The effective tax rate is calculated by dividing the total tax revenue needed by the total appraised value of all taxable property in the county. This rate ensures that the county generates enough revenue to meet its budgetary needs while maintaining a fair balance for property owners.

Impact of Tax Rates on Residents

The county tax rates directly impact the tax burdens of residents and businesses within a particular county. Higher tax rates may result in increased tax liability for property owners and businesses, while lower tax rates can provide relief and promote economic growth. County commissioners’ courts carefully consider the impact on citizens when determining tax rates, aiming to strike a balance between funding necessary services and minimizing the financial burden on taxpayers.

Challenges and Controversies

County taxes in Texas often face challenges and controversies, particularly related to tax equity and fairness, budget constraints, appraisal challenges, and public perception.

Tax Equity and Fairness

Ensuring tax equity and fairness is an ongoing concern in county taxation. The appraisal process and the determination of tax rates can sometimes be subjective, leading to disparities in tax burdens among property owners. It is crucial for county appraisal districts and commissioners’ courts to prioritize transparency, accuracy, and fairness in the taxation process.

Budget Constraints

Counties in Texas face various budget constraints, as they must balance their fiscal responsibilities with the needs of their residents. Rising costs of providing essential services, such as public safety and healthcare, can strain county budgets and necessitate tax increases. Finding ways to address these challenges while minimizing the impact on taxpayers requires careful budget planning and resource management.

Appraisal Challenges

Property appraisals can sometimes be a source of concern and controversy.

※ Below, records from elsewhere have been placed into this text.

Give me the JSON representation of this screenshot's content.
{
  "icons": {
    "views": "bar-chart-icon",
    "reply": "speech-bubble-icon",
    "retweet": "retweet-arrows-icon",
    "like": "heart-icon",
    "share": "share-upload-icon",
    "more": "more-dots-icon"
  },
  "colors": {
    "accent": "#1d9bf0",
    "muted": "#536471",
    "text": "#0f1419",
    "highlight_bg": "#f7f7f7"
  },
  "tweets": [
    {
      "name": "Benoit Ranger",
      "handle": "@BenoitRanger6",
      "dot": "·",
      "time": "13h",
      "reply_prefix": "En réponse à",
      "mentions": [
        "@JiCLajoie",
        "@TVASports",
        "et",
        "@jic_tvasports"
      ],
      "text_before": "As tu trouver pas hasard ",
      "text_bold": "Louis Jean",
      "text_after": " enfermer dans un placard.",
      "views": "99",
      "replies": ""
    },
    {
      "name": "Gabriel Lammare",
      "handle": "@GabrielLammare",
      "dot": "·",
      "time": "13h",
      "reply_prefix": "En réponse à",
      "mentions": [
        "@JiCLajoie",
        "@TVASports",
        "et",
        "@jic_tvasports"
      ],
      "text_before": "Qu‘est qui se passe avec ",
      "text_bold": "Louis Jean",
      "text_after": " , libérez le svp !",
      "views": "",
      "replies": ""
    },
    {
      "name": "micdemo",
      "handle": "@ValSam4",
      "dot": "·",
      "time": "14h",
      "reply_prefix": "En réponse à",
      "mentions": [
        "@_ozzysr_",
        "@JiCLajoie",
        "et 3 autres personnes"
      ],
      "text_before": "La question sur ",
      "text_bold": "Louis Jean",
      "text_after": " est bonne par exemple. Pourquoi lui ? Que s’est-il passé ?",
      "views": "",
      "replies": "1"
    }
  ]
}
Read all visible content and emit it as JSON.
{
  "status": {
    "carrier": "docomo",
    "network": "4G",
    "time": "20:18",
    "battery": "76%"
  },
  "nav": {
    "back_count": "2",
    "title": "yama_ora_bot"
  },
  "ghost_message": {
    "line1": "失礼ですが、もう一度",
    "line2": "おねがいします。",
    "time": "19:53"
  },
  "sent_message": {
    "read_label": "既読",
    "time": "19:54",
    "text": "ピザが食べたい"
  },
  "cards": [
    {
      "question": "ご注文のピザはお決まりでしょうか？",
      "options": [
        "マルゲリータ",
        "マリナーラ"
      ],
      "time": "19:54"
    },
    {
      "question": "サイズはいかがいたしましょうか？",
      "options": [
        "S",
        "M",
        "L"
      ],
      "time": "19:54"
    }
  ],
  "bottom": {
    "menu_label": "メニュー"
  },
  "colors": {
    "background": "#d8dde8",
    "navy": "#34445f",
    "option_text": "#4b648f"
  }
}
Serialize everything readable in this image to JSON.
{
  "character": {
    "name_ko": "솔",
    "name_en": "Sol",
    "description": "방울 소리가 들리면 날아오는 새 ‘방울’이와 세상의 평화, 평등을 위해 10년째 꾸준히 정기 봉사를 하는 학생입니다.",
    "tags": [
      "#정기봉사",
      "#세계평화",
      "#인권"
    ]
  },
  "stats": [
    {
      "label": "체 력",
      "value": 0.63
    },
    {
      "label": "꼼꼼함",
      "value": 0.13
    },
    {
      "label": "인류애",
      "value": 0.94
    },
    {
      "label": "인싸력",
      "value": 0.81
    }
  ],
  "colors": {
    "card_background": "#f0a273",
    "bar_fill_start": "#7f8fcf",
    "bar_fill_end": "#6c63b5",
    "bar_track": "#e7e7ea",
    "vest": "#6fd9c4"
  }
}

Disputes may arise over the accuracy and fairness of appraised values, leading to protests and appeals by property owners. It is essential for appraisal districts to maintain rigorous standards and provide clear procedures for property owners to address any concerns about their appraised values.

Public Perception

Public perception of county taxes is shaped by various factors, including the effectiveness of local government services, the overall tax burden, and the transparency of the county’s financial operations. Counties must engage with their communities, communicate their budgetary needs and priorities, and address concerns to build trust and maintain public support.

In conclusion, county tax in Texas plays a vital role in funding essential services, supporting local government operations, and enhancing the quality of life for residents. Understanding the different types of county tax, the assessment and collection process, and the challenges and controversies associated with taxation is crucial for every Texan. By balancing tax equity, budget constraints, and public perception, counties can strive to create a fair and sustainable taxation system that benefits their communities.

If you want to know if you qualify for any tax credit, read about it here.